The conceit of the fact-checkers is that their claims are objectively true: A politician has said X, the truth is Y, and the size of the difference is the magnitude of the lie. Every stage of the fact-checking process, however, involves the exercise of judgment. The fact-checker must decide which claims to scrutinize and how harshly a misstatement should be treated. The media’s fact-checkers have also taken it upon themselves to interpret the intended impression a factually true statement is meant to leave, so as to grade the accuracy of that impression. Where judgment is necessary, bias is possible — and all the more likely when the fact-checker believes he is merely stating the objective truth, and when most of his colleagues perceive the truth the same way he does.

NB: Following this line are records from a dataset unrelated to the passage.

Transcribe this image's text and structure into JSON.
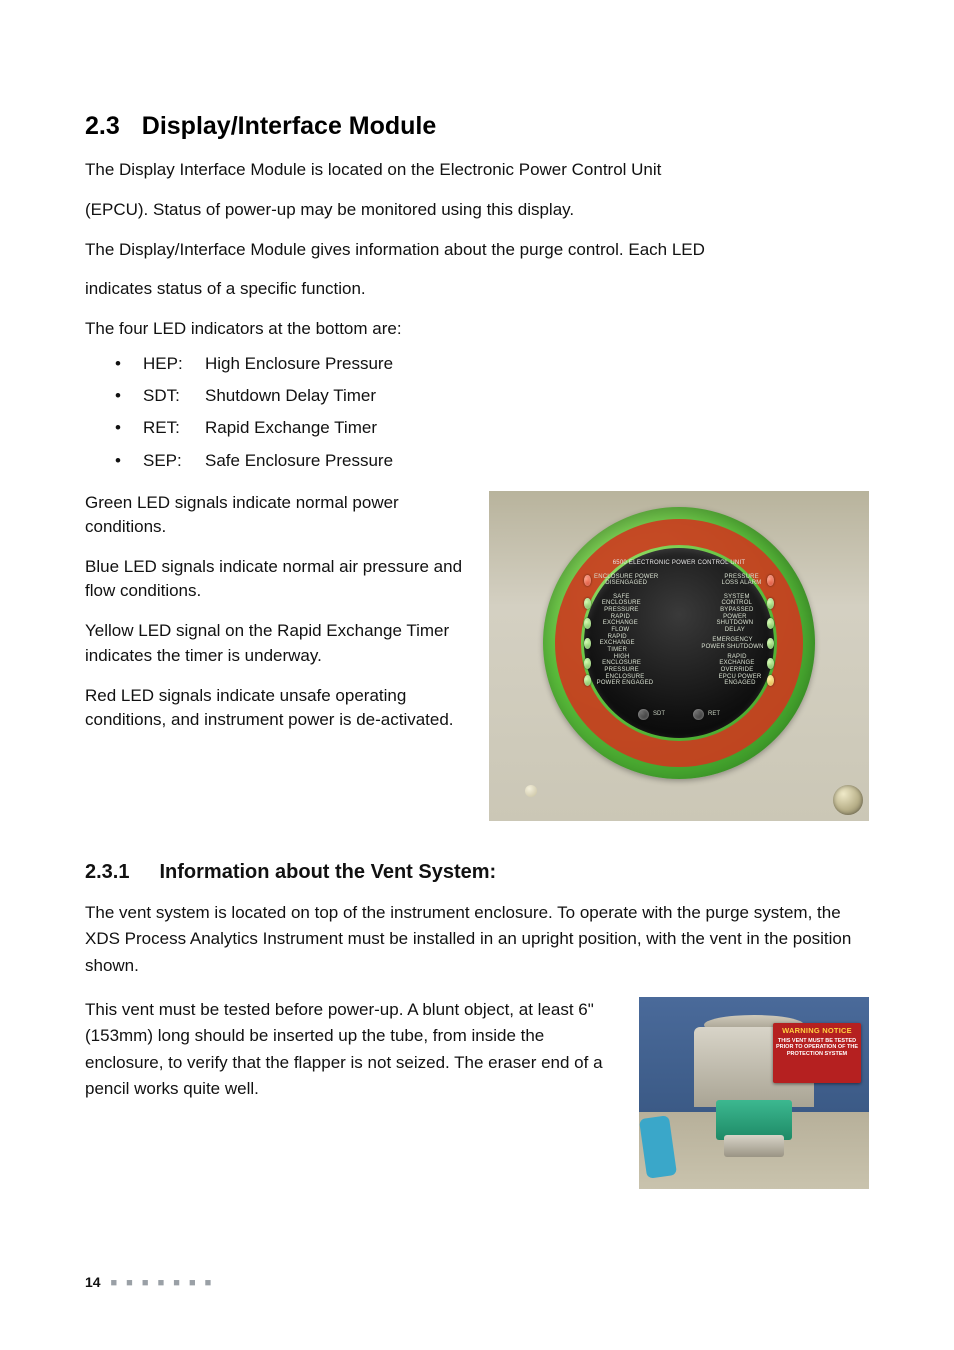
{
  "section": {
    "number": "2.3",
    "title": "Display/Interface Module"
  },
  "paragraphs": {
    "p1": "The Display Interface Module is located on the Electronic Power Control Unit",
    "p2": "(EPCU). Status of power-up may be monitored using this display.",
    "p3": "The Display/Interface Module gives information about the purge control. Each LED",
    "p4": "indicates status of a specific function.",
    "p5": "The four LED indicators at the bottom are:"
  },
  "led_list": [
    {
      "abbr": "HEP:",
      "desc": "High Enclosure Pressure"
    },
    {
      "abbr": "SDT:",
      "desc": "Shutdown Delay Timer"
    },
    {
      "abbr": "RET:",
      "desc": "Rapid Exchange Timer"
    },
    {
      "abbr": "SEP:",
      "desc": "Safe Enclosure Pressure"
    }
  ],
  "signals": {
    "green": "Green LED signals indicate normal power conditions.",
    "blue": "Blue LED signals indicate normal air pressure and flow conditions.",
    "yellow": "Yellow LED signal on the Rapid Exchange Timer indicates the timer is underway.",
    "red": "Red LED signals indicate unsafe operating conditions, and instrument power is de-activated."
  },
  "figure1": {
    "panel_title": "6500 ELECTRONIC POWER CONTROL UNIT",
    "labels_left": [
      "ENCLOSURE POWER DISENGAGED",
      "SAFE ENCLOSURE PRESSURE",
      "RAPID EXCHANGE FLOW",
      "RAPID EXCHANGE TIMER",
      "HIGH ENCLOSURE PRESSURE",
      "ENCLOSURE POWER ENGAGED"
    ],
    "labels_right": [
      "PRESSURE LOSS ALARM",
      "SYSTEM CONTROL BYPASSED",
      "POWER SHUTDOWN DELAY",
      "EMERGENCY POWER SHUTDOWN",
      "RAPID EXCHANGE OVERRIDE",
      "EPCU POWER ENGAGED"
    ],
    "bottom_labels": [
      "SDT",
      "RET"
    ]
  },
  "subsection": {
    "number": "2.3.1",
    "title": "Information about the Vent System:"
  },
  "vent": {
    "p1": "The vent system is located on top of the instrument enclosure. To operate with the purge system, the XDS Process Analytics Instrument must be installed in an upright position, with the vent in the position shown.",
    "p2": "This vent must be tested before power-up. A blunt object, at least 6\" (153mm) long should be inserted up the tube, from inside the enclosure, to verify that the flapper is not seized. The eraser end of a pencil works quite well."
  },
  "figure2": {
    "tag_title": "WARNING NOTICE",
    "tag_lines": "THIS VENT MUST BE TESTED PRIOR TO OPERATION OF THE PROTECTION SYSTEM"
  },
  "footer": {
    "page_number": "14",
    "dots": "■ ■ ■ ■ ■ ■ ■"
  }
}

Political commentary does a public service when it explains how competing claims represent contrasting policy assumptions and premises and provides context so voters can evaluate competing claims. It’s quite a disservice, however, to pretend that differences of opinion on, say, whether the Independent Payment Advisory Board is an “unaccountable” agency or whether cutting $700 billion from the growth of Medicare payments to service providers will adversely affect beneficiaries are simple questions of “fact.” Indeed, in those areas in which I am most familiar, I have been quite appalled for what passes as “fact-checking” in many media outlets.